Nosang Myung elected Fellow of the National Academy of Inventors (NAI)

Nosang Myung

Nosang Myung, the Bernard Keating-Crawford Professor of Engineering at the University of Notre Dame, has been elected as a Fellow of the National Academy of Inventors (NAI).

Election as an NAI Fellow is the highest professional honor awarded solely to academic inventors. The NAI Fellows Selection Committee chooses inventors who demonstrate a highly prolific spirit of innovation in creating or facilitating outstanding inventions that have made a tangible impact on the quality of life, economic development, and welfare of society.

“This year’s class of NAI Fellows represents a truly outstanding caliber of inventors. Each of these individuals have made significant impact through their work and are highly regarded in their respective fields,” said Dr. Paul R. Sanberg, FNAI, President of the NAI.

Myung joins a group of 1,567 Fellows who hold more than 53,000 issued U.S. patents. Their discoveries have generated over three trillion dollars in revenue and have created more than one million jobs. The 169 new Fellows are from over 110 research universities and research institutes worldwide.

“Nosang is one of our more prolific inventors and is highly committed to partnering with the University’s IDEA Center to ensure the successful commercialization and maximum impact of the impressive innovations coming out of his research,” said Kelley Rich, Notre Dame’s interim vice president and associate provost for innovation.

Nosang Myung, the Bernard Keating-Crawford Professor of Engineering at the University of Notre Dame, works with graduate student, Suporna Paul, in Myung’s lab in McCourtney Hall. (Photo by Wes Evard/University of Notre Dame)
Prof. Nosang Myung and Ph.D. student Suporna Paul in his lab in McCourtney Hall of Molecular Sciences and Engineering (Photo by Wes Evard/University of Notre Dame)

“Working with Nosang is energizing as he shares his vision for how he can intelligently sense the world around us with novel electrochemistry.”

Myung and his research group are known for inventing new nanoengineered materials and applying these materials to create new spintronics, sensors, electronics, and optoelectronics, as well as devices for energy harvesting and environmental remediation.

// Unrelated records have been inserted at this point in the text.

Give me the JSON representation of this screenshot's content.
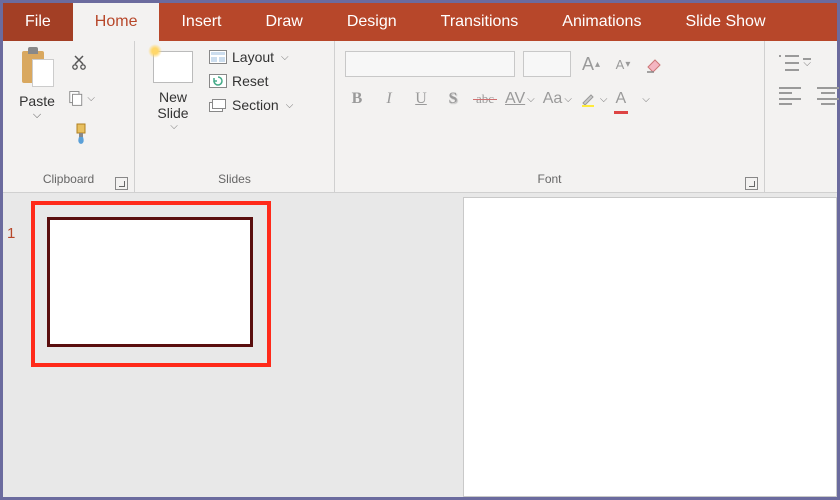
{
  "tabs": {
    "file": "File",
    "home": "Home",
    "insert": "Insert",
    "draw": "Draw",
    "design": "Design",
    "transitions": "Transitions",
    "animations": "Animations",
    "slideshow": "Slide Show"
  },
  "active_tab": "Home",
  "ribbon": {
    "clipboard": {
      "label": "Clipboard",
      "paste": "Paste"
    },
    "slides": {
      "label": "Slides",
      "new_slide": "New\nSlide",
      "layout": "Layout",
      "reset": "Reset",
      "section": "Section"
    },
    "font": {
      "label": "Font",
      "bold": "B",
      "italic": "I",
      "underline": "U",
      "shadow": "S",
      "strike": "abc",
      "spacing": "AV",
      "case": "Aa",
      "clear": "A",
      "increase": "A",
      "decrease": "A"
    }
  },
  "slide_number": "1"
}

Some of Myung’s recent inventions include a multi-functional water filter and a prototype of an electronic nose that mimics the capabilities of a human nose.

“The College of Engineering is very proud to see Professor Myung’s accomplishments recognized in this way,” said Patricia J. Culligan, the Matthew H. McCloskey Dean. “His work translates into innovations that directly benefit society, enabling us to fulfill our vision to engineer a better world for all. It’s a great honor to have NAI fellows like Nosang on our faculty.”

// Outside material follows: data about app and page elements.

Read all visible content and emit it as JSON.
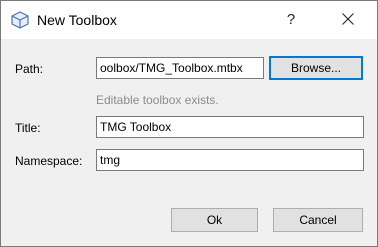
{
  "window": {
    "title": "New Toolbox",
    "help_glyph": "?",
    "icon": "toolbox-icon"
  },
  "form": {
    "path_label": "Path:",
    "path_value": "oolbox/TMG_Toolbox.mtbx",
    "browse_label": "Browse...",
    "hint": "Editable toolbox exists.",
    "title_label": "Title:",
    "title_value": "TMG Toolbox",
    "namespace_label": "Namespace:",
    "namespace_value": "tmg"
  },
  "buttons": {
    "ok": "Ok",
    "cancel": "Cancel"
  },
  "colors": {
    "focus_accent": "#0078d7",
    "hint_text": "#8c8c8c"
  }
}
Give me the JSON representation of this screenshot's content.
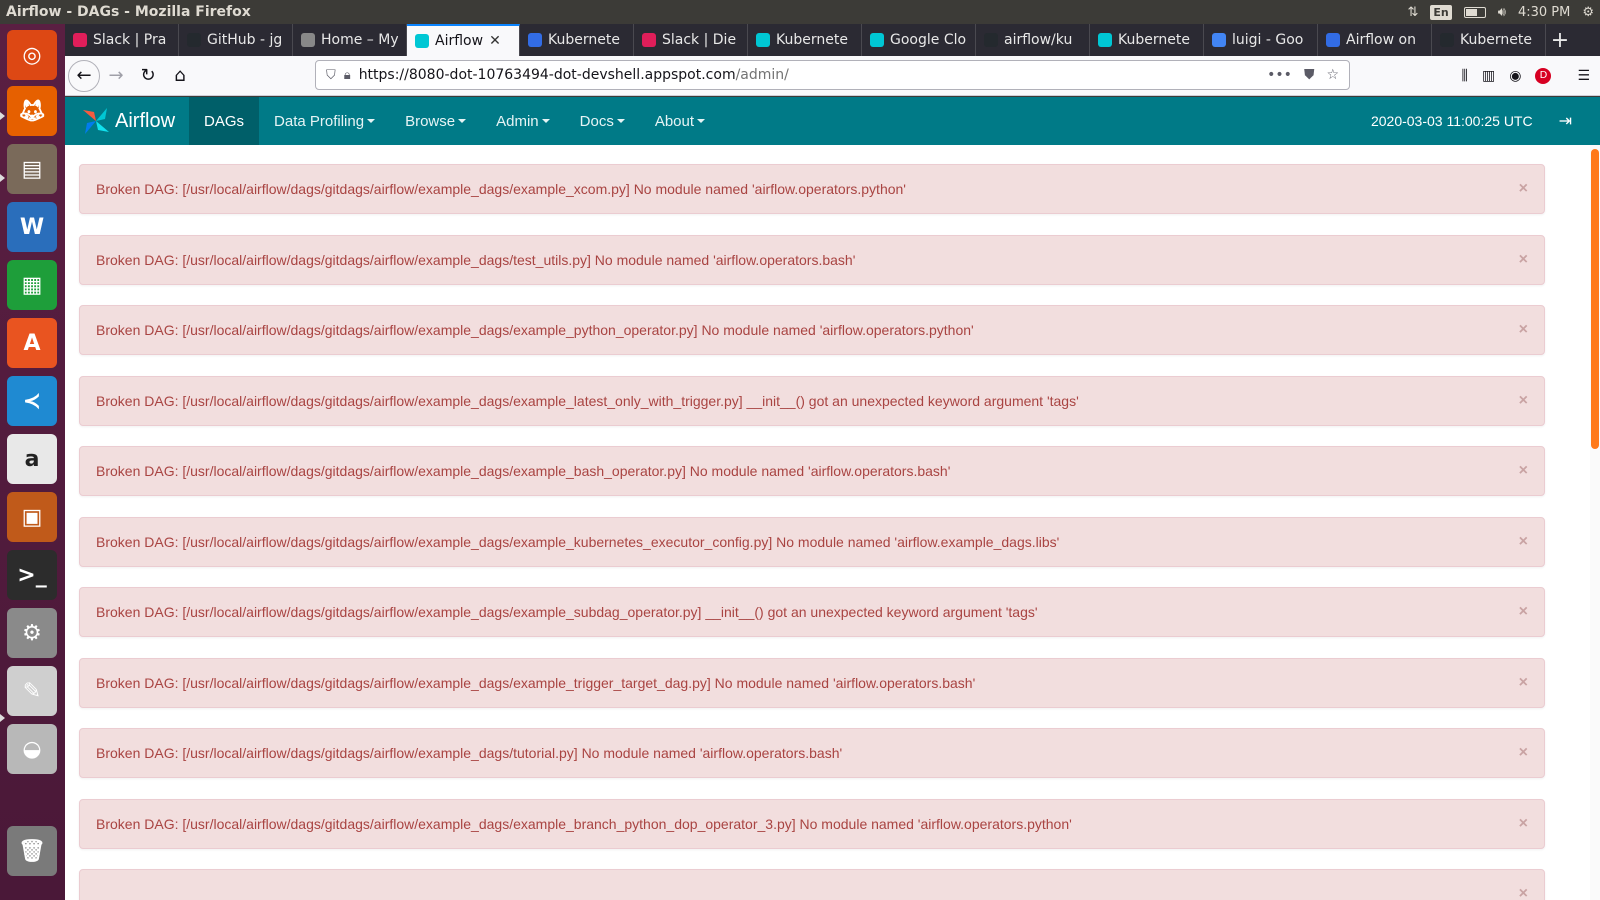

Myung and his team are currently developing sensor systems to advance precision health and environmental sustainability. For example, his group developed a wearable sensor that can alert military personnel about the presence of harmful gasses and other threats and a sensor that detects greenhouse gasses.

“For me, the goal behind each invention is simple: to bring new technologies into the hands of people who can benefit from them,” Myung said. “I am honored that this work is receiving recognition and that others are noticing it as a step in the right direction. That gives our team a chance to spread our message about using engineering to be a force for good in the world.”

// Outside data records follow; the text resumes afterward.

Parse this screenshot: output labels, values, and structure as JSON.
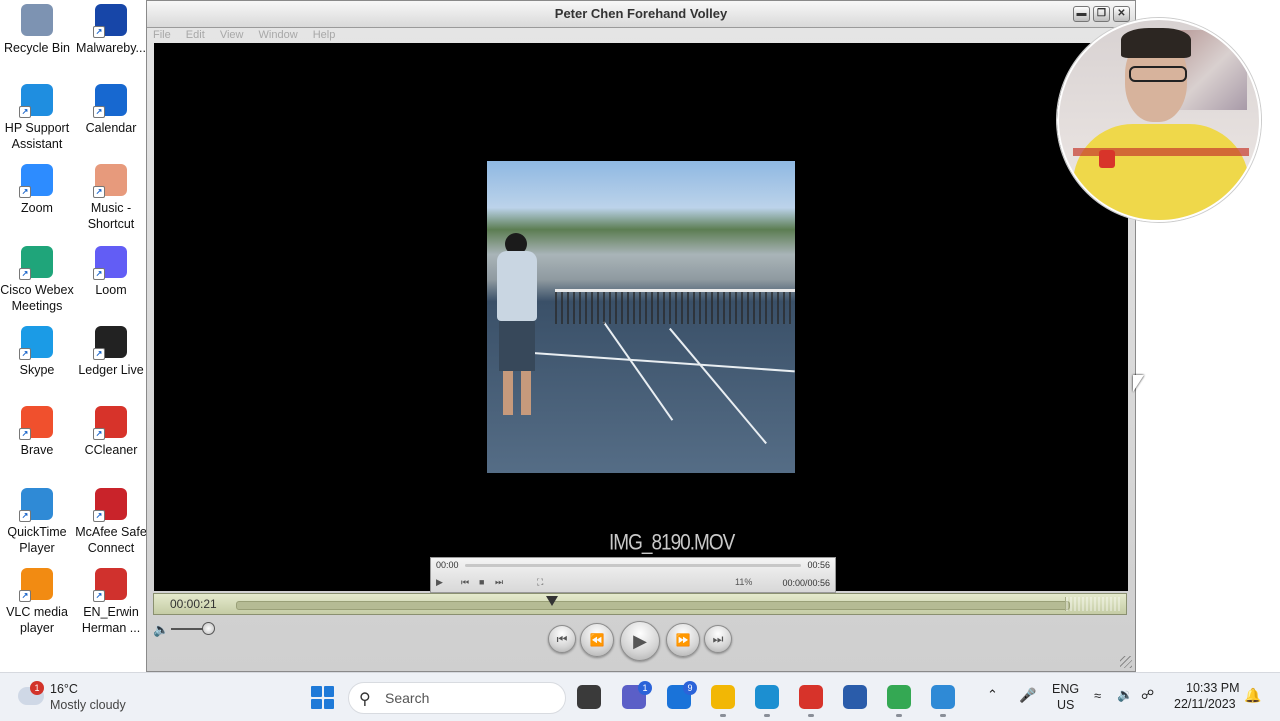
{
  "desktop": {
    "icons": [
      {
        "label": "Recycle Bin",
        "icon": "recycle-bin-icon",
        "color": "#7d93b2"
      },
      {
        "label": "Malwareby...",
        "icon": "malwarebytes-icon",
        "color": "#1746a8"
      },
      {
        "label": "HP Support Assistant",
        "icon": "hp-support-icon",
        "color": "#1f8ee0"
      },
      {
        "label": "Calendar",
        "icon": "calendar-icon",
        "color": "#1768d0"
      },
      {
        "label": "Zoom",
        "icon": "zoom-icon",
        "color": "#2d8cff"
      },
      {
        "label": "Music - Shortcut",
        "icon": "music-folder-icon",
        "color": "#e79a7c"
      },
      {
        "label": "Cisco Webex Meetings",
        "icon": "webex-icon",
        "color": "#1fa57a"
      },
      {
        "label": "Loom",
        "icon": "loom-icon",
        "color": "#625df5"
      },
      {
        "label": "Skype",
        "icon": "skype-icon",
        "color": "#1b9be6"
      },
      {
        "label": "Ledger Live",
        "icon": "ledger-icon",
        "color": "#222222"
      },
      {
        "label": "Brave",
        "icon": "brave-icon",
        "color": "#f0502d"
      },
      {
        "label": "CCleaner",
        "icon": "ccleaner-icon",
        "color": "#d7332a"
      },
      {
        "label": "QuickTime Player",
        "icon": "quicktime-icon",
        "color": "#2f8ad6"
      },
      {
        "label": "McAfee Safe Connect",
        "icon": "mcafee-icon",
        "color": "#c9232a"
      },
      {
        "label": "VLC media player",
        "icon": "vlc-icon",
        "color": "#f28b12"
      },
      {
        "label": "EN_Erwin Herman ...",
        "icon": "pdf-icon",
        "color": "#d0312d"
      }
    ]
  },
  "quicktime": {
    "title": "Peter Chen Forehand Volley",
    "menu": [
      "File",
      "Edit",
      "View",
      "Window",
      "Help"
    ],
    "video_caption": "IMG_8190.MOV",
    "mini_player": {
      "time_start": "00:00",
      "time_end": "00:56",
      "total": "00:00/00:56",
      "zoom": "11%"
    },
    "scrub": {
      "current_time": "00:00:21",
      "progress": 0.38
    },
    "volume_level": 0.85,
    "controls": [
      "go-to-start",
      "rewind",
      "play",
      "fast-forward",
      "go-to-end"
    ]
  },
  "taskbar": {
    "weather": {
      "temp": "16°C",
      "desc": "Mostly cloudy",
      "alert": "1"
    },
    "search_placeholder": "Search",
    "apps": [
      {
        "name": "file-explorer-dark-icon",
        "color": "#3a3a3a",
        "badge": ""
      },
      {
        "name": "teams-chat-icon",
        "color": "#5b5fc7",
        "badge": "1"
      },
      {
        "name": "mail-icon",
        "color": "#1a73d9",
        "badge": "9"
      },
      {
        "name": "folder-icon",
        "color": "#f2b705",
        "badge": ""
      },
      {
        "name": "edge-icon",
        "color": "#1c8fd1",
        "badge": ""
      },
      {
        "name": "ccleaner-taskbar-icon",
        "color": "#d7332a",
        "badge": ""
      },
      {
        "name": "window-app-icon",
        "color": "#2a5caa",
        "badge": ""
      },
      {
        "name": "chrome-icon",
        "color": "#34a853",
        "badge": ""
      },
      {
        "name": "quicktime-taskbar-icon",
        "color": "#2f8ad6",
        "badge": ""
      }
    ],
    "language": {
      "line1": "ENG",
      "line2": "US"
    },
    "clock": {
      "time": "10:33 PM",
      "date": "22/11/2023"
    }
  }
}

Myung is the director of the Analytical Science and Engineering (ASEND) Core Facility within Notre Dame Research as well as the micro- and nanoscale biomedical instrumentation theme leader at Notre Dame’s Berthiaume Institute for Precision Health.

Myung’s official induction into the 2022 class of NAI Fellows will take place at the NAI Annual Meeting on June 27, 2023, in Washington, D.C.

— Brett Beasley, Notre Dame Research